For me, baking started innocently, as all hobbies do: a chocolate chip cookie here; a pizzelle there; a wedding cake for a gluten-free friend. People started to tell me (often) "You should open a bakery." I laughed it off thinking, "Riiiiight…a musical theatre actor and night owl should definitely get up at 4 am to start baking bread." Not in this lifetime. Baking was just a sublime obsession, a creative outlet outside of my day-to-day grind of auditions and rehearsals.
Yet, more and more, I found myself day-dreaming at auditions about what kind of baked good I would tackle that night. I would rush home with an hour or two between commitments to bake a cake, macarons or cookies, and then go out for the night. It suddenly became my routine, and boy did I love the challenge. Suddenly, I found myself in the kitchen three or four times a week. Singing had always been my first love, but baking? Baking was quickly becoming the dark horse.

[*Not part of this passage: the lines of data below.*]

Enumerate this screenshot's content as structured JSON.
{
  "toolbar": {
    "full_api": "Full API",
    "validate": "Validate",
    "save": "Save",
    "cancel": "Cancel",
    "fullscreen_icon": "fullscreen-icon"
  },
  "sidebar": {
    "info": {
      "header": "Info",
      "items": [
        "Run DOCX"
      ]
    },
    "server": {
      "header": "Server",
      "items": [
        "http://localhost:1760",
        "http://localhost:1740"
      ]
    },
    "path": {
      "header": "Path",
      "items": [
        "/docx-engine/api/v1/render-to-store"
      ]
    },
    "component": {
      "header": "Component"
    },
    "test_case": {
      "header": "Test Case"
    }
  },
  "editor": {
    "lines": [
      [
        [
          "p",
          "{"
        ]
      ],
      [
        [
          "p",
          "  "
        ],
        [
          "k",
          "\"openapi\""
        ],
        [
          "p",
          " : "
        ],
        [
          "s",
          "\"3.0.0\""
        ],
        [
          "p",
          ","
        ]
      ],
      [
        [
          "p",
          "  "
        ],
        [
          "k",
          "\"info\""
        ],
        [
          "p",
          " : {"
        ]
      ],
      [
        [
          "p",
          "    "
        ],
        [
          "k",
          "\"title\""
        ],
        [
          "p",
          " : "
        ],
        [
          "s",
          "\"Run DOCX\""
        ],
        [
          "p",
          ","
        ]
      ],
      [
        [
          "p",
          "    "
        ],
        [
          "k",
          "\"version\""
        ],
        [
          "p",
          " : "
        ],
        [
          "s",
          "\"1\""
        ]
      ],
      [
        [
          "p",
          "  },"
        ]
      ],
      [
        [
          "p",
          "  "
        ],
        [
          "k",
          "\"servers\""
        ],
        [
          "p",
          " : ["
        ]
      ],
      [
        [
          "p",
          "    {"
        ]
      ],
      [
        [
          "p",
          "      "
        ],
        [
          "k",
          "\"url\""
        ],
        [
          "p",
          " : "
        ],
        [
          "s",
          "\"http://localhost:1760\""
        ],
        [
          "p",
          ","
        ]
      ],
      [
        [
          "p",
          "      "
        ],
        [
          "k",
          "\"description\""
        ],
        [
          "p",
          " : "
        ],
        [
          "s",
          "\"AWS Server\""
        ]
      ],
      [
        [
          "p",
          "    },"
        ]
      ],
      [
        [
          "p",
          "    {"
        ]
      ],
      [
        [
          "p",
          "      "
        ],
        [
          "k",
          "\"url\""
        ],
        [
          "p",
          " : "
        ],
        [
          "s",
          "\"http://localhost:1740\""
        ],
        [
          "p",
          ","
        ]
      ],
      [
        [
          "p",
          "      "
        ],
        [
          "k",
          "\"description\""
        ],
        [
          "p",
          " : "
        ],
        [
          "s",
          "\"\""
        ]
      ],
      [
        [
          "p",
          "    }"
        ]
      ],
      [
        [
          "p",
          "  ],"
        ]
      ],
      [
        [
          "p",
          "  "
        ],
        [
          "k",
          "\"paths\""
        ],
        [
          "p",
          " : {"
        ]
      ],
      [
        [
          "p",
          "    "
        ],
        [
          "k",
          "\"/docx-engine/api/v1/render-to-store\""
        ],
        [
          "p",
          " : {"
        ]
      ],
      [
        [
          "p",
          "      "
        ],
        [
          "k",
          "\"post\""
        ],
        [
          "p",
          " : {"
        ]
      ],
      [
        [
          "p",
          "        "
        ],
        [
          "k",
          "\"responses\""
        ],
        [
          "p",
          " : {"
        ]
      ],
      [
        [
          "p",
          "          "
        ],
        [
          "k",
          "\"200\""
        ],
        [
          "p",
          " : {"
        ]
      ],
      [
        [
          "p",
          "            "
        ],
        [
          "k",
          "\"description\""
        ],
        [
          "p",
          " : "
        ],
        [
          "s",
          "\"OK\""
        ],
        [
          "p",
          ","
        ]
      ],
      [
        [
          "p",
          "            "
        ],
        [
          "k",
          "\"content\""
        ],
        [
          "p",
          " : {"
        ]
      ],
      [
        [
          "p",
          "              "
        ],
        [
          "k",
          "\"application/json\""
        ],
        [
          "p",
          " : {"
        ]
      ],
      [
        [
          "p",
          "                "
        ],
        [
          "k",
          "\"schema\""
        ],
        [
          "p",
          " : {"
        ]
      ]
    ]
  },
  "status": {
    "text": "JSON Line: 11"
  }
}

My baking addiction got so out of hand that I actually found myself competing for baking domination on a Food Network show where I was the only home chef. I clearly could not hang with the big boys on national television, but I so desperately wanted to. I am creative and fast and loose in the kitchen, but I quickly learned that, when it comes to baking, a strong foundation in technique is truly what gives a chef freedom. I started researching pastry programs, seeking a curriculum that felt serious but not confining—a course that would teach me how to create something classic, but then encourage me to color outside of the lines. I found that place in ICE.